you install it before connecting the Netduino to the
PC. I installed the VS2010 bits before the SDK, but it
Once you plug in the Netduino, using the USB cable, you should
see the device driver get installed, and the power LED on the board
First Netduino Program
Open up Visual Studio. With the correct install of the Micro
Framework 4.1 SDK for Visual Studio 2010, you should see a new
category and some new project types:
Once the project is created, you'll end up with a single code
file: Program.cs. Think of this structure the same way you would a
console app. It starts off looking like this:
public class Program
public static void Main()
// write your code here
Hmm. Looks like someone forgot to FXCop their namespace names
Earlier, I mentioned that about the only thing you can do with a
bare board is blink the LED. So, that's what we'll do.
I'm going to make the assumption that almost everyone reading
this is a .NET programmer. If you're not a .NET programmer, check
out our beginner dev center on MSDN.
Getting the LED to blink is pretty simple. You create an
OutputPort instance that you use as a wrapper for a particular pin
or port on the board. Then you tell it to send true or false to
this port. True turns the LED on, false turns it off. Complete the
code by adding thread sleeps in between, and you get an LED that
turns on for half a second, then off for half a second.
public static void Main()
OutputPort onboardLed = new OutputPort(Pins.ONBOARD_LED, false);
With that code in place, it's time to deploy and test.
The project will run in an emulator by default. To change this,
go into the project properties, click the .NET Micro Framework tab,
and change the transport to USB.
Once you do that, save and build/run your project. If all goes
well, you'll see the blinking LED.
Stop debugging. Hmm. The board is still blinking. Of course it
is! We added an endless loop. How on earth do I stop it? Unplugging
it doesn't work because your new BlinkenLED program is on the
The easiest way to stop it is to deploy an empty application. Of
course, if you deploy when the LED is on, the LED will stay on
(presumably) forever. If you want to be clean about it, make it an
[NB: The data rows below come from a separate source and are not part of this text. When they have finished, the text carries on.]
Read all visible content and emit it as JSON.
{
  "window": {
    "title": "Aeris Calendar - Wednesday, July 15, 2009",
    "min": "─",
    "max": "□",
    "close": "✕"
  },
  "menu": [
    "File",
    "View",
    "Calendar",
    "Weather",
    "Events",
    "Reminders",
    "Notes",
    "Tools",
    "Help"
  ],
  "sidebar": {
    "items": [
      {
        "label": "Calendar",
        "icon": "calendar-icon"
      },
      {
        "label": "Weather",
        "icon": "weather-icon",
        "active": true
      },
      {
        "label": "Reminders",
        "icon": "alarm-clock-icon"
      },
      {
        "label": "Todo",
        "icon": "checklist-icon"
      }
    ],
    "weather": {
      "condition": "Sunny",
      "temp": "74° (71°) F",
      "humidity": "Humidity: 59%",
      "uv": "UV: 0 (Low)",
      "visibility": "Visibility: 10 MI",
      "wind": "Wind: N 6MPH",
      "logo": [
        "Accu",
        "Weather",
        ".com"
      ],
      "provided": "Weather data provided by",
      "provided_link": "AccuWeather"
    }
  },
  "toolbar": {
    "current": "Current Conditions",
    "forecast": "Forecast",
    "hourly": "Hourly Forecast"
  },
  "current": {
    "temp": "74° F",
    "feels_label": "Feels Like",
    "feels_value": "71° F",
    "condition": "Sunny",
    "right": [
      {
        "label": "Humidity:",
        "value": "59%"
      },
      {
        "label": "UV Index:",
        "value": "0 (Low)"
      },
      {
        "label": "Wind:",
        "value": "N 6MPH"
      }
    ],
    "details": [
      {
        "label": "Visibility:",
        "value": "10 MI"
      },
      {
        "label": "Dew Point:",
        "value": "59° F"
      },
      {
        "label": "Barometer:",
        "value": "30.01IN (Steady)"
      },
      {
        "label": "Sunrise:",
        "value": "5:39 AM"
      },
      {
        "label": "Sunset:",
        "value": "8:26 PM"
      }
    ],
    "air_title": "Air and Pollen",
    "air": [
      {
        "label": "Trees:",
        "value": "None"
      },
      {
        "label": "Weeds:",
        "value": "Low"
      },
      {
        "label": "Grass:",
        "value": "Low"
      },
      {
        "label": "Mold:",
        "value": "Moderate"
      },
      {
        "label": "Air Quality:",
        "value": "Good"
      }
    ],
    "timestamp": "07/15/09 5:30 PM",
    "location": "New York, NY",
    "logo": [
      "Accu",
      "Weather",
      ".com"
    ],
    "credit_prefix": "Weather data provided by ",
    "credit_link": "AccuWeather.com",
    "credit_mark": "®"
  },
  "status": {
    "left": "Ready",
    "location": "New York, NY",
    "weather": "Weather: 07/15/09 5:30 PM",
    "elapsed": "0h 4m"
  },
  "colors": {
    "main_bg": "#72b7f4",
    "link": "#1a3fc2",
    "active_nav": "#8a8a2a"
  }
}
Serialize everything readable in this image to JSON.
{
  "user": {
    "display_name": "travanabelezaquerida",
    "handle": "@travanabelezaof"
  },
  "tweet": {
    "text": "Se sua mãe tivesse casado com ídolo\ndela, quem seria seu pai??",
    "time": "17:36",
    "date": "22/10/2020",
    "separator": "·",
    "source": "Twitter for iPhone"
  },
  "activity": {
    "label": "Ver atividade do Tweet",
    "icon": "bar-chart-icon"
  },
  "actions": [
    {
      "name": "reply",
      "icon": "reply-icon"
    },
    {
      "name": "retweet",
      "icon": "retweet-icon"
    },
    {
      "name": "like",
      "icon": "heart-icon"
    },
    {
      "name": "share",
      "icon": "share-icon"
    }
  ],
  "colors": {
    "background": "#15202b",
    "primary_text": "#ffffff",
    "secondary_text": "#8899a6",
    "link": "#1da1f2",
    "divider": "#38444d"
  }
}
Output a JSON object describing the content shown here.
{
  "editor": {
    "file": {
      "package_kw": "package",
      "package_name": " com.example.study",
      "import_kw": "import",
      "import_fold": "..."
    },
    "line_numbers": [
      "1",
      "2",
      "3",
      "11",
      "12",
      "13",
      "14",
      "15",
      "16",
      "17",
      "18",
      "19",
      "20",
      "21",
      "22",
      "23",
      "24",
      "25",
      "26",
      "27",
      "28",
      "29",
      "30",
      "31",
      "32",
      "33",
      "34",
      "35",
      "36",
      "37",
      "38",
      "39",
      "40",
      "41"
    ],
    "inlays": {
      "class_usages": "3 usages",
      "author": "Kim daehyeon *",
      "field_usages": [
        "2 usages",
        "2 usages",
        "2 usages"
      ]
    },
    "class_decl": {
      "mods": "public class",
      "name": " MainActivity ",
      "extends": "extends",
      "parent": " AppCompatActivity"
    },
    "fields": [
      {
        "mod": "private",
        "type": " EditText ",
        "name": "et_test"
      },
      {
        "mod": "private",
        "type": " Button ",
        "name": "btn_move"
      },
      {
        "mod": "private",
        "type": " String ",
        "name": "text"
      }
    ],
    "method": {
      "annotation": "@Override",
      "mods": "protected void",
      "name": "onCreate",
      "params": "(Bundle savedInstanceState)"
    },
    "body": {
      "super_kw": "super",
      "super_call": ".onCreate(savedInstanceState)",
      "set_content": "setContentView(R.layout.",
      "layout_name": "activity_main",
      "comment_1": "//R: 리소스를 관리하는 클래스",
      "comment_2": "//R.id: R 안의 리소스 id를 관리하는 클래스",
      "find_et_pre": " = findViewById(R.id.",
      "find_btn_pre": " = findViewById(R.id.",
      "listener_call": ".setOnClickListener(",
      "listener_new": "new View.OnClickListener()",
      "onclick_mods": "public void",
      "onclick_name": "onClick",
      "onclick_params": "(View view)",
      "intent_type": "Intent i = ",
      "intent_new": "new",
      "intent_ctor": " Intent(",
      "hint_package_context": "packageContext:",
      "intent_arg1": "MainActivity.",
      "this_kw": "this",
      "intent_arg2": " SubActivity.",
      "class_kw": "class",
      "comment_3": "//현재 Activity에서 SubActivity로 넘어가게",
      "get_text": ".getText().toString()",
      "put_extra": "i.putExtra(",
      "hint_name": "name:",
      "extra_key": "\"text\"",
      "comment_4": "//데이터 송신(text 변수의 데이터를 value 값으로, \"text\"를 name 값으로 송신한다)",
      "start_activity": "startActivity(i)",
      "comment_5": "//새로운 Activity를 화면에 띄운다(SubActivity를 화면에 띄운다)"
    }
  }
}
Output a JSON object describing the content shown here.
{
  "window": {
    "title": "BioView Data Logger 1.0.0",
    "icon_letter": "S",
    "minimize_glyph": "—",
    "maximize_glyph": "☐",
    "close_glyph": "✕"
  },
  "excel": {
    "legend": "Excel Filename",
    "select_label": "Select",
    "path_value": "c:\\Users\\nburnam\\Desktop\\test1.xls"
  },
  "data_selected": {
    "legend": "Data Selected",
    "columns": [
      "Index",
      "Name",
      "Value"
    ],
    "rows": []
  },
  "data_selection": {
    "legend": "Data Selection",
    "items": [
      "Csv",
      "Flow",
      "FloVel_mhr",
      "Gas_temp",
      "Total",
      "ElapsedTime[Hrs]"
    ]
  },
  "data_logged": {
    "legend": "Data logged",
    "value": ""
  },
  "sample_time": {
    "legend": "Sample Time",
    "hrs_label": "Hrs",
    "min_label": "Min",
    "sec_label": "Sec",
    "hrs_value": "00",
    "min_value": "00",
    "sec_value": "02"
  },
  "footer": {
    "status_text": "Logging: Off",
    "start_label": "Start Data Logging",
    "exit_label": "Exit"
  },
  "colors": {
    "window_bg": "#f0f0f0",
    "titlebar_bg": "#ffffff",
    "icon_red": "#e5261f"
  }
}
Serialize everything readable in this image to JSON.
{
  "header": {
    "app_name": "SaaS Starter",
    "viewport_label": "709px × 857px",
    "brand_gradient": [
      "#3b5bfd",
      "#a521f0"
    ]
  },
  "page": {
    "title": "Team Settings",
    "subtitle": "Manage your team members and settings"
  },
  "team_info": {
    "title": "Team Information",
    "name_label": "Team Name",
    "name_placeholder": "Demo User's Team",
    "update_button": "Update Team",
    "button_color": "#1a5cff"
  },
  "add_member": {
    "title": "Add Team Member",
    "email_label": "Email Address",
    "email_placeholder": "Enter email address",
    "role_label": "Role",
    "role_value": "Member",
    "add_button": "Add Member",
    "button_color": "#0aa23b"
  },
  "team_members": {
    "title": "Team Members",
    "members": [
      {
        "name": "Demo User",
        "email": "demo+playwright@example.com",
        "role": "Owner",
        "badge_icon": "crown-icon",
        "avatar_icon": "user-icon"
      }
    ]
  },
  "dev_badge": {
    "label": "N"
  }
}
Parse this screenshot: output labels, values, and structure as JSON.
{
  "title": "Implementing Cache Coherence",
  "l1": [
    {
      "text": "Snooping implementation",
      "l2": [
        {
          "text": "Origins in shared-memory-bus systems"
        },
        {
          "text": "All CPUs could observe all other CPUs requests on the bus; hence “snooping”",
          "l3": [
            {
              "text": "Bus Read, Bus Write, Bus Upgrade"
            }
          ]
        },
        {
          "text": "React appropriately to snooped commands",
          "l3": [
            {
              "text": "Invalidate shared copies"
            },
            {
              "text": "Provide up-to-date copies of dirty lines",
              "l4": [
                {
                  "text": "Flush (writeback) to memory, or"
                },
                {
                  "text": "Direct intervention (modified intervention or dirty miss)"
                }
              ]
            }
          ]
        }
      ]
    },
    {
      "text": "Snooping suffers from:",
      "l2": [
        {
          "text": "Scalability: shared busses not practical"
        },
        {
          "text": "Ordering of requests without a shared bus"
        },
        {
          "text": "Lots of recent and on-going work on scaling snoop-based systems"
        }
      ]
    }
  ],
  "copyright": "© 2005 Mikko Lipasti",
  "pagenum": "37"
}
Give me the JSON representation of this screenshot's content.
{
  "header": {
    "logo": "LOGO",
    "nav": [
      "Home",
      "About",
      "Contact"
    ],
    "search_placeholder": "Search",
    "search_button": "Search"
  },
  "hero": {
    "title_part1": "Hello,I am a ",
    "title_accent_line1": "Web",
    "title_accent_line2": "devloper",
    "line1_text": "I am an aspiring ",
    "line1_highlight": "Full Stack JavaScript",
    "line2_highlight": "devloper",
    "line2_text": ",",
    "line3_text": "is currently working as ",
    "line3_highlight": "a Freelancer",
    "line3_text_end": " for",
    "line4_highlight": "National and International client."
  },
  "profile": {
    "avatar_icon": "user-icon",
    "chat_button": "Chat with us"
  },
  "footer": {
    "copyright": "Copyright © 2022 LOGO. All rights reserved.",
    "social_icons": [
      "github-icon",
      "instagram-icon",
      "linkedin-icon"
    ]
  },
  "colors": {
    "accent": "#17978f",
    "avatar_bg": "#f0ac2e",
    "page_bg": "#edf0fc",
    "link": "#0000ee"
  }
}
application that turns the LED on once as a test, then turns it off
public static void Main()
OutputPort onboardLed = new OutputPort(Pins.ONBOARD_LED, true);
Unplug the board and plug it back in. You'll see the same two
second LED each time. You'll notice a single flicker in that
because the board naturally lights the LED for a second or so
during startup anyway.
More complex interactions with boards are usually just a wrapped
set of inputport and outputport interactions. Those friendly
wrappers are called "drivers" in the arduino world.
To be Continued
I'm off to Fry's here in WA to get something unrelated, but
while there, I'll see what kind of goodies they have that I can use
with the Netduino. If anything cool, I'll put up another post while
I'm here on campus :)